Recorded data:
=====

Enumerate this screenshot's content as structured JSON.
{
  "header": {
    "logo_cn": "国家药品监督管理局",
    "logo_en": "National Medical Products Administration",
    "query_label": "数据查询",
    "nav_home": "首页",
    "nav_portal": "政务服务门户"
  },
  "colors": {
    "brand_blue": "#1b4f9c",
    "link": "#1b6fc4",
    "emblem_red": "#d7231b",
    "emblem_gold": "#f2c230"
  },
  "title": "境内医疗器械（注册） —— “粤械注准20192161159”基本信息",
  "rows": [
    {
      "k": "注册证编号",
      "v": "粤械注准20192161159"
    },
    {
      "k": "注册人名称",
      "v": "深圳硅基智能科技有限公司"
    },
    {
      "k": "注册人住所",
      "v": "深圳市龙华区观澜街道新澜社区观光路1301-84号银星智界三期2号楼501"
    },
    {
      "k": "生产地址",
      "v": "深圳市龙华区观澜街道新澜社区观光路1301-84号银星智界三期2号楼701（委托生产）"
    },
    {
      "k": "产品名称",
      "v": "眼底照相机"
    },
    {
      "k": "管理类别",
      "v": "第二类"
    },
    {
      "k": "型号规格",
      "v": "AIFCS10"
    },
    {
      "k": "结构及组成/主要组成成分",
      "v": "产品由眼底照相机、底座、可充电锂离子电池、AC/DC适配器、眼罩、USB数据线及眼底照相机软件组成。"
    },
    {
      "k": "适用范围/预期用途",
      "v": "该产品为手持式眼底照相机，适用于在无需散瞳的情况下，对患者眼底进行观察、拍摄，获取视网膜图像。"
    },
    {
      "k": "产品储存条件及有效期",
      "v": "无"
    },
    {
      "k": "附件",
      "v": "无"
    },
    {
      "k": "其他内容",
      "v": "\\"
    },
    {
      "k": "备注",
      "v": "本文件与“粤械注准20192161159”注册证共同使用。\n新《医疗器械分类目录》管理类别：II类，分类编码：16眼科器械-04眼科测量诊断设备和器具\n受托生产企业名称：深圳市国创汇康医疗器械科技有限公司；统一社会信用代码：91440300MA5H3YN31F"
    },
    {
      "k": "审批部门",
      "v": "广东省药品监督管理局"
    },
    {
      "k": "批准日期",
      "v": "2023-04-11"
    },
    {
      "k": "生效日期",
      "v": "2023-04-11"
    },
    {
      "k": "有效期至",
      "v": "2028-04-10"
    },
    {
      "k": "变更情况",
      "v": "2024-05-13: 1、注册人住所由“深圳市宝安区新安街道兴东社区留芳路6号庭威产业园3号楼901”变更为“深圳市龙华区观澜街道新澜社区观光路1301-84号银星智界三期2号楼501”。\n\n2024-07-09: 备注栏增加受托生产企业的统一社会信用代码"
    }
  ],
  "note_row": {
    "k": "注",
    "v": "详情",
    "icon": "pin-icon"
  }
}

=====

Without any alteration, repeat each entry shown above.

> Response area
Enumerate this screenshot's content as structured JSON.
{
  "header": {
    "logo_cn": "国家药品监督管理局",
    "logo_en": "National Medical Products Administration",
    "query_label": "数据查询",
    "nav_home": "首页",
    "nav_portal": "政务服务门户"
  },
  "colors": {
    "brand_blue": "#1b4f9c",
    "link": "#1b6fc4",
    "emblem_red": "#d7231b",
    "emblem_gold": "#f2c230"
  },
  "title": "境内医疗器械（注册） —— “粤械注准20192161159”基本信息",
  "rows": [
    {
      "k": "注册证编号",
      "v": "粤械注准20192161159"
    },
    {
      "k": "注册人名称",
      "v": "深圳硅基智能科技有限公司"
    },
    {
      "k": "注册人住所",
      "v": "深圳市龙华区观澜街道新澜社区观光路1301-84号银星智界三期2号楼501"
    },
    {
      "k": "生产地址",
      "v": "深圳市龙华区观澜街道新澜社区观光路1301-84号银星智界三期2号楼701（委托生产）"
    },
    {
      "k": "产品名称",
      "v": "眼底照相机"
    },
    {
      "k": "管理类别",
      "v": "第二类"
    },
    {
      "k": "型号规格",
      "v": "AIFCS10"
    },
    {
      "k": "结构及组成/主要组成成分",
      "v": "产品由眼底照相机、底座、可充电锂离子电池、AC/DC适配器、眼罩、USB数据线及眼底照相机软件组成。"
    },
    {
      "k": "适用范围/预期用途",
      "v": "该产品为手持式眼底照相机，适用于在无需散瞳的情况下，对患者眼底进行观察、拍摄，获取视网膜图像。"
    },
    {
      "k": "产品储存条件及有效期",
      "v": "无"
    },
    {
      "k": "附件",
      "v": "无"
    },
    {
      "k": "其他内容",
      "v": "\\"
    },
    {
      "k": "备注",
      "v": "本文件与“粤械注准20192161159”注册证共同使用。\n新《医疗器械分类目录》管理类别：II类，分类编码：16眼科器械-04眼科测量诊断设备和器具\n受托生产企业名称：深圳市国创汇康医疗器械科技有限公司；统一社会信用代码：91440300MA5H3YN31F"
    },
    {
      "k": "审批部门",
      "v": "广东省药品监督管理局"
    },
    {
      "k": "批准日期",
      "v": "2023-04-11"
    },
    {
      "k": "生效日期",
      "v": "2023-04-11"
    },
    {
      "k": "有效期至",
      "v": "2028-04-10"
    },
    {
      "k": "变更情况",
      "v": "2024-05-13: 1、注册人住所由“深圳市宝安区新安街道兴东社区留芳路6号庭威产业园3号楼901”变更为“深圳市龙华区观澜街道新澜社区观光路1301-84号银星智界三期2号楼501”。\n\n2024-07-09: 备注栏增加受托生产企业的统一社会信用代码"
    }
  ],
  "note_row": {
    "k": "注",
    "v": "详情",
    "icon": "pin-icon"
  }
}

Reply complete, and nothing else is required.